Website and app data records
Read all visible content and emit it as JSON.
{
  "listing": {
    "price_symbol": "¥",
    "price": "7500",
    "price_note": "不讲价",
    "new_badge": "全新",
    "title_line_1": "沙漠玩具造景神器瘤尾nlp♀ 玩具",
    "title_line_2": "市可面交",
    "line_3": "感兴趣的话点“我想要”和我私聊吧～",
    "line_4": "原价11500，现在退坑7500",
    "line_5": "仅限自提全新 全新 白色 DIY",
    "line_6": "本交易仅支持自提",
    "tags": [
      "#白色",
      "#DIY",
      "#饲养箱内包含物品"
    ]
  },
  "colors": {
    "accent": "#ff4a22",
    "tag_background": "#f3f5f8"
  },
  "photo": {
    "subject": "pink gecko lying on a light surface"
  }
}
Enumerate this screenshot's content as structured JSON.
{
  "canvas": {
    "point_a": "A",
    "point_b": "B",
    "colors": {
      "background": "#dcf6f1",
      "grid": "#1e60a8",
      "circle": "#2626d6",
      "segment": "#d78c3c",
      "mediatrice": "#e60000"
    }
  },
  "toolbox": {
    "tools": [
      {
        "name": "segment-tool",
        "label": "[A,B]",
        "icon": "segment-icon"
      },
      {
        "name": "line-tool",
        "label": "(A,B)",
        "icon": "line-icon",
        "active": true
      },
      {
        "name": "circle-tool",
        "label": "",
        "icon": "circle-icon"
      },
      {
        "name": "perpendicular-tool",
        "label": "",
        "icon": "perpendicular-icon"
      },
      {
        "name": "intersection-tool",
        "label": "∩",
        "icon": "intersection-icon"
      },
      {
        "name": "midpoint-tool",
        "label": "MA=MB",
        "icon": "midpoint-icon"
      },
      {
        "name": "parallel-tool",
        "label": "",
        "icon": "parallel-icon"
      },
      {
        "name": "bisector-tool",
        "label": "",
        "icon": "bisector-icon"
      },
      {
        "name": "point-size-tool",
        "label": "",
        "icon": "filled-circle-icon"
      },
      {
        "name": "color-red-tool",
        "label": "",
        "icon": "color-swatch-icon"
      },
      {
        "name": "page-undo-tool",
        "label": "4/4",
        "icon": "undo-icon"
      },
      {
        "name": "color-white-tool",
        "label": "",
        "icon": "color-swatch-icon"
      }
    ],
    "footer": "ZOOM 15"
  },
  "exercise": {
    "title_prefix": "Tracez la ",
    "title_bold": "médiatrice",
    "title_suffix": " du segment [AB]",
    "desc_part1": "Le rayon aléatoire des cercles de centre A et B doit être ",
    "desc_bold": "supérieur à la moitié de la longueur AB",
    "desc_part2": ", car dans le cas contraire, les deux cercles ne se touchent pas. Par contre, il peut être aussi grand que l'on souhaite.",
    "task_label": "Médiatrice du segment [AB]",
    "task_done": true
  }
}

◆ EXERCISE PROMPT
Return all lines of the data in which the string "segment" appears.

◆ ANSWER TO THIS TASK
      "segment": "#d78c3c",
        "name": "segment-tool",
        "icon": "segment-icon"
    "title_suffix": " du segment [AB]",
    "task_label": "Médiatrice du segment [AB]",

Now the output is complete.